Task statement
Count every line in the following entries that holds the word "selected". Only the number should be given.

Component data from apps and pages
§ §

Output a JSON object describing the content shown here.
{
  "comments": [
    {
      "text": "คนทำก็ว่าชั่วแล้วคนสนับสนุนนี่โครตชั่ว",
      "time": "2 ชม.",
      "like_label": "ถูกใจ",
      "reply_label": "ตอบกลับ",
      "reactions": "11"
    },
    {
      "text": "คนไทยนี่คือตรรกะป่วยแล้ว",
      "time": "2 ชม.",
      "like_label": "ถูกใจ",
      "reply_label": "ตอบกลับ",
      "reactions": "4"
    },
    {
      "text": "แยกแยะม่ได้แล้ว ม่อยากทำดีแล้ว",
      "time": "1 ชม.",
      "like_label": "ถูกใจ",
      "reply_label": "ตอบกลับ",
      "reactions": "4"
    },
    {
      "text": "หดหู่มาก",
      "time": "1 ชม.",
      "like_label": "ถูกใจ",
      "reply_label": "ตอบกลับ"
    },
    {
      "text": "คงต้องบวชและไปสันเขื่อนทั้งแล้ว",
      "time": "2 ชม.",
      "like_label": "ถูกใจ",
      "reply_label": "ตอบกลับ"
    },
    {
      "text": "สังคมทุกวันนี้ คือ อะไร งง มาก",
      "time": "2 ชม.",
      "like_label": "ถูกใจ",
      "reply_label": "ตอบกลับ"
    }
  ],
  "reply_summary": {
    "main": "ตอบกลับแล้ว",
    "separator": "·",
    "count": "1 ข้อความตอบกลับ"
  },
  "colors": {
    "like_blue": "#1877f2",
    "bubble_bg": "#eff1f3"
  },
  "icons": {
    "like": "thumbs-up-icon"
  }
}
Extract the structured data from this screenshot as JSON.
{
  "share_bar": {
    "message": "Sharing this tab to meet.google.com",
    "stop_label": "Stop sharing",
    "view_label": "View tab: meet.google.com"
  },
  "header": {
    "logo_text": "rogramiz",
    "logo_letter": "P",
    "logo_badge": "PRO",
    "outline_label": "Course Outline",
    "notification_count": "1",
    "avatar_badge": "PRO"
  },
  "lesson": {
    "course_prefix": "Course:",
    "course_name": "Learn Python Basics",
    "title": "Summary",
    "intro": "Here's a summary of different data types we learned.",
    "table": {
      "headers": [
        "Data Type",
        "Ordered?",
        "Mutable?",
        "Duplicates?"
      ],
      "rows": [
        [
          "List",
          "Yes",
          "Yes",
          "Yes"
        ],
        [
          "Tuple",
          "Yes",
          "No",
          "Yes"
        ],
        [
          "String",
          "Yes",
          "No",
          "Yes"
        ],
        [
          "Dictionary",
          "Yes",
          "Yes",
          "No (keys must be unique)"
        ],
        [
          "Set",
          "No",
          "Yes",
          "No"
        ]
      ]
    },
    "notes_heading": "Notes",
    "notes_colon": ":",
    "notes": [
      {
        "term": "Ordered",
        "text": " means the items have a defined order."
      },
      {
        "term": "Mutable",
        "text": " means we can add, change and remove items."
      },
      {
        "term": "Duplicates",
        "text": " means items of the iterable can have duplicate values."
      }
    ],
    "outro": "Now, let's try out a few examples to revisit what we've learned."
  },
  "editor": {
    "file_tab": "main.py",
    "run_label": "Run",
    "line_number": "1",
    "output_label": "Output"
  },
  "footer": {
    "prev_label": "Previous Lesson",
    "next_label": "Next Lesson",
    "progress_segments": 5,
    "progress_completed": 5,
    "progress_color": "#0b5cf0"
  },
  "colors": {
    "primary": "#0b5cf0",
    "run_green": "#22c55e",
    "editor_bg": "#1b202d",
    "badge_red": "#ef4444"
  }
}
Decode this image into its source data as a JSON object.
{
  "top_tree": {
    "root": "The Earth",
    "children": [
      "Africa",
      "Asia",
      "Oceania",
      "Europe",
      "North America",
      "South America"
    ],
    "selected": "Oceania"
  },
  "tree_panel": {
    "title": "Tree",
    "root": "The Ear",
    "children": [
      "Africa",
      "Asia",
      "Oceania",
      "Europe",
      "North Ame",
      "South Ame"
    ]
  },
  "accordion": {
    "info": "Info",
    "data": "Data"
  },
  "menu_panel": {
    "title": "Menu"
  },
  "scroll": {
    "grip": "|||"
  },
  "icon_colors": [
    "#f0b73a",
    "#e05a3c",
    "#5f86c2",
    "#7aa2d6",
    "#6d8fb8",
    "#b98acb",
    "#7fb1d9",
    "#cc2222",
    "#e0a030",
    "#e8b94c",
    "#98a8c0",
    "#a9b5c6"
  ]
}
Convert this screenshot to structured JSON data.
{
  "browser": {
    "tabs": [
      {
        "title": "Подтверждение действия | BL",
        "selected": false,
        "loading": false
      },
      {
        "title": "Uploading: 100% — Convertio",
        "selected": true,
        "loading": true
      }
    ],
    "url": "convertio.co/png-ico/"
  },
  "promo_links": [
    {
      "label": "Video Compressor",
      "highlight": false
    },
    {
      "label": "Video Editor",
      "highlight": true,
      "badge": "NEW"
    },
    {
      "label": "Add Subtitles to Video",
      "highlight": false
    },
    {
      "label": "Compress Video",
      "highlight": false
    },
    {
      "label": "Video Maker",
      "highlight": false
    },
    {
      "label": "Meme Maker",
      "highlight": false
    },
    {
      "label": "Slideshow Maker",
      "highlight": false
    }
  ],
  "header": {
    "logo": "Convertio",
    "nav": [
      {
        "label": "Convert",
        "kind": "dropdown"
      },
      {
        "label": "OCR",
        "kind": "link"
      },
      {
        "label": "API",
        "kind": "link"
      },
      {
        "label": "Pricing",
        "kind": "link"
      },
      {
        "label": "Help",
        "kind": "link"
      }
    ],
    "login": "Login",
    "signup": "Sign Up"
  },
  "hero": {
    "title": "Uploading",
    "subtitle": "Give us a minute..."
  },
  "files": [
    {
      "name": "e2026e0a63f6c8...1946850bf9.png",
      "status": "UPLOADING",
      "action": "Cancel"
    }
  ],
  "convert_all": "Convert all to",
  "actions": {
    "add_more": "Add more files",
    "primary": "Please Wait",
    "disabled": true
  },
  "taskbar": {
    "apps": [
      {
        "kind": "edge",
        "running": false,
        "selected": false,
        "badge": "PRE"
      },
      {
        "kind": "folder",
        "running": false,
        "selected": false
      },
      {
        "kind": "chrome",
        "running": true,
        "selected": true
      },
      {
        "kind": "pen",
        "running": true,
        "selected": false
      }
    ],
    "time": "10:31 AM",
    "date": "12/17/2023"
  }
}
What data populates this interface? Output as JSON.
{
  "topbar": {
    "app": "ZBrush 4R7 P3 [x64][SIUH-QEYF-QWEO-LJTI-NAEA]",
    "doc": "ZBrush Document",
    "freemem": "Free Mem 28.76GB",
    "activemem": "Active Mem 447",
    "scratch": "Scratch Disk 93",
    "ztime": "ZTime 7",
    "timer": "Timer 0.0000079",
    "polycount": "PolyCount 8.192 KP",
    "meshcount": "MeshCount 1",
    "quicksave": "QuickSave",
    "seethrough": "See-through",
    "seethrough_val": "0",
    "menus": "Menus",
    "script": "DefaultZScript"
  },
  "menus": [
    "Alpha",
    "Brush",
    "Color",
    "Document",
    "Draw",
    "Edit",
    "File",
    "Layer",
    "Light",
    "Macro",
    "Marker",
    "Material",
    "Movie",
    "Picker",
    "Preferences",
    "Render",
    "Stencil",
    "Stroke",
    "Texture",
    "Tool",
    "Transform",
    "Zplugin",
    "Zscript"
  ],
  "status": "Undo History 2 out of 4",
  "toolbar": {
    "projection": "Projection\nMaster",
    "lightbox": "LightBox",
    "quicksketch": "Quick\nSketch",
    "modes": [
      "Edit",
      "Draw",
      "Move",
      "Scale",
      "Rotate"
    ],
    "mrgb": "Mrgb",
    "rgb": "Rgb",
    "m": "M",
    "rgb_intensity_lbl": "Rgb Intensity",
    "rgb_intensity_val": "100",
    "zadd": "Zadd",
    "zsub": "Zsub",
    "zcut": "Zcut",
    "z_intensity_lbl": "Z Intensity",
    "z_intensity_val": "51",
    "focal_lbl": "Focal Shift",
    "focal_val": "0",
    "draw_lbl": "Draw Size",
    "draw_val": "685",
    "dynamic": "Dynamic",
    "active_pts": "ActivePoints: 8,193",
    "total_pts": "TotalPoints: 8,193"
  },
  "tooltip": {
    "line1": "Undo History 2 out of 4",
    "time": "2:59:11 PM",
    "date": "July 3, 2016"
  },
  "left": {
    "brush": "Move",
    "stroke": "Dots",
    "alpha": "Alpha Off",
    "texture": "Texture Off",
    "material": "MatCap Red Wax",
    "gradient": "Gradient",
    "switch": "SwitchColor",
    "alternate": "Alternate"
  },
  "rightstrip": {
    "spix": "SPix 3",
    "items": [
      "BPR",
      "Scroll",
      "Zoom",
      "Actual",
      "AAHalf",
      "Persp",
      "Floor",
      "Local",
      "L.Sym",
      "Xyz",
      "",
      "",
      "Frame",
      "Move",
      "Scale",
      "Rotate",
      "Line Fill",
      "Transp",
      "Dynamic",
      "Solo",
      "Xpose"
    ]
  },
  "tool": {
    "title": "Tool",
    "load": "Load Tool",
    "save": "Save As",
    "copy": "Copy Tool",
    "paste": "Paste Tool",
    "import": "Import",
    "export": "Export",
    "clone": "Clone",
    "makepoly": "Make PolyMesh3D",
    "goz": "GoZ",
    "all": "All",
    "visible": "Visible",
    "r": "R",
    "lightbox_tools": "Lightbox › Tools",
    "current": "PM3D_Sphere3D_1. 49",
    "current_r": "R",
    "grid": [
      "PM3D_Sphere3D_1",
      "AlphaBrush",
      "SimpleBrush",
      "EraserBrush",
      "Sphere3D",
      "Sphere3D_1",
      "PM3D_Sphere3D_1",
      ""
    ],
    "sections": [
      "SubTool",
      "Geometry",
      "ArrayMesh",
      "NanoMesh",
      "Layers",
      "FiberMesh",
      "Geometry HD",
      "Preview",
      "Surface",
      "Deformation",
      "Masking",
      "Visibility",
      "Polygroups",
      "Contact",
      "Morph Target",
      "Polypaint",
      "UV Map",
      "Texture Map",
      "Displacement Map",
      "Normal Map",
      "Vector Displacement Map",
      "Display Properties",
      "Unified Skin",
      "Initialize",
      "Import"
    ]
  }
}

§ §

Response area
7